Artpig’s review published on Letterboxd :
I always felt bad when the Holocaust unit would come up in Social Studies and I would get excited because I knew my grade would raise a letter grade.
I've mentioned in the past I have a fascination with tragedies. I've read and watched videos all about 9-11, school shootings, serial killers and yes, The Holocaust.
Before you call the cops, this isn't because I enjoy these things, its because I'm fascinated by them. I'm scared by them. I'm lost and I'm confused, I'm trying to slowly put together the pieces of why. Why do these things happen? How could someone get this low? Once someone has literally killed millions of jews, that doesn't make them human anymore? just a monster? How does that happen?
Schindler's List is easily one of the most important films ever made. I know that's deemed for a lot of films, but, this is easily one of the essential movie viewing experiences and I can't believe I've only seen it today because I was sick.
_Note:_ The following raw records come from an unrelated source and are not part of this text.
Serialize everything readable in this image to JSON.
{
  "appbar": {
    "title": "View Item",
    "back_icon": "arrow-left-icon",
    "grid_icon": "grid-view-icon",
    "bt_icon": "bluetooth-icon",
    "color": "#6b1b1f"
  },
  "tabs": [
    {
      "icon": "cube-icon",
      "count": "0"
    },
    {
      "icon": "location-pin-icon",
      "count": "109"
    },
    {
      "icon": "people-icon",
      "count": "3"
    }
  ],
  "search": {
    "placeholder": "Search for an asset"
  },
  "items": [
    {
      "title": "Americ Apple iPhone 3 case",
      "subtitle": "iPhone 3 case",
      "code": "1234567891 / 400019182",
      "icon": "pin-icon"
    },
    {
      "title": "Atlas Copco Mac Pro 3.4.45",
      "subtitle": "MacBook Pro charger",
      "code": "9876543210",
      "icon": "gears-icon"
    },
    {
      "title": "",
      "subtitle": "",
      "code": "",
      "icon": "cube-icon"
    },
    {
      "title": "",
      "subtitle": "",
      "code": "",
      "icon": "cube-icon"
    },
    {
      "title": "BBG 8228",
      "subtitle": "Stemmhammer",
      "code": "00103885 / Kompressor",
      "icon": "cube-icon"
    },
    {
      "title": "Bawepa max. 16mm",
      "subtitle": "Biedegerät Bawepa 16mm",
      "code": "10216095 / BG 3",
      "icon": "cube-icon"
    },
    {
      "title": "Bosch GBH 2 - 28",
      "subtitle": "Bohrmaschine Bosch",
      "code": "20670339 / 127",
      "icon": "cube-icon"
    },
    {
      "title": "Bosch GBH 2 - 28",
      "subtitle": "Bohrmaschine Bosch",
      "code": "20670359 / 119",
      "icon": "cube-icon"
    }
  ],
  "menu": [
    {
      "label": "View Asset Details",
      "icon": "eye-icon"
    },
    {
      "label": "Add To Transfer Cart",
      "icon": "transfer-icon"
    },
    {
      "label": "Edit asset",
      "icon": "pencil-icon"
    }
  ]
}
Honestly, I was planning to watch Seven Samurai because it was voted on the most on my poll but Filmstruck was being slow and this was on Netflix. While I'm hyped to see Seven Samurai, I guess I really needed to watch this today and I'm glad I did.
This is one of those harrowing epic films that is really eye opening to me.
I've had my own issues going on. I was actually sick because yesterday I had a bit of a panic attack and was up till 3 and got like 5 hours of sleep. It was everything to wondering if people liked me, if I had screwed up my life, what my thoughts on life were and what I stood for, my job and if I was good enough to do anything more then what I am or if I just screwed up everything, if people just tolerated me to be nice, if all my good memories in life was a myth and if I could even end up making good movies in the first place. All my friends from High School were out there doing things with their life and I'm still stuck in southwest Missouri in the same room I was last year yet things seemed so much brighter then.
Yet, as I watched Schindler's List, I realized how selfish I was, even ignorant. I mean the feelings I have happen to everyone, their a door designed by Satin to get you to give up and its something you have to look past and get on the other side of. That being said, can you imagine, your entire race or religion being persecuted for just being born? Being treated less then cattle on a farm and tossed around like items? That must be the ultimate blow, the ultimate feeling of being unwanted or unloved. It makes me angry, it makes me so so angry stuff like this actually happened.
While the Holocaust no longer is a thing fortunately, intolerance still exists today in America. People who are unloving and intolerable of people who are unlike them. Bullies who put others down to make themselves feel a certain amount of power. People who judge one another by the way they look instead of their actual character. This sort of evil bigotry and intolerance of people unlike the norm is still a barrier that has caused America to be divided. We must not forget one thing, people are people. They must be judged on the way they act and not by their believes, social class or sexual orientation.
Sadly enough- terrible people will always exist because the world is a terrifying and cruel place. People like Ralph Fines character will always exist. People who just want to bully their way into power and put others down to bring themselves up and try to pass that behavior as normal.
That is why we must be like Oscar Schindler. He saw the injustice going on in society and decided to do the best he could in his position to save thousands of lives. He's a hero because he saw injustice and instead of going along with it and playing the victim card when caught like several Nazis after the war was over, in his position he decided to help. Today, if you see any sort of injustice happening, be on the right side of history. Be a good person, be a good friend. It's scary sometimes and it's tough, but, it's the most rewarding thing to realize that you are doing the right thing and your ripple effect could make someone else in this world feel a little less alone.
Now that we are done with my preaching- how is the movie? It's terrific of course.
The cinematography is stunning, the choice of filming in black and white gives the film so much versatility and Spielberg knows how to use this technique well with his choices of sets and colors to make the most impact in every shot. He truly is one of the best directors of our time. The acting is amazing. Liam Nelson, Ben Kingsley and Ralph Fines all deserve statues for their layered performances. The writing is dense and smart and the movie is pretty engaging for the most part. The scenes of pure horror are uncompromising and scary- they left me with my jaw opened, horrified innocent people had to live through such horror. Spielberg directed this film with so much care, and it's pretty close to perfect.
It's hard- this is a movie that I'm not gonna watch again until years later. It's just not something I actually enjoyed watching. The film at times could just feel agonizingly long and slow, but, that's just because there's only so much torture and injustice you can watch on screen until it gets tedious. That's kinda the point of the film, to just show how harsh this lifestyle was. I can certainly see why this is considered one of the best films ever made, but, I couldn't personally consider it a favorite of mine. However, its an incredibly powerful, important and harrowing film to watch if you need a reminder just how fortunate in your life you actually are.
P.S. the scene Oscar Schindler breaks down about the car at the end of the movie is one of the best moments in any film I've ever seen in my life. Instant tears. OOF I need to do something to cheer me up now.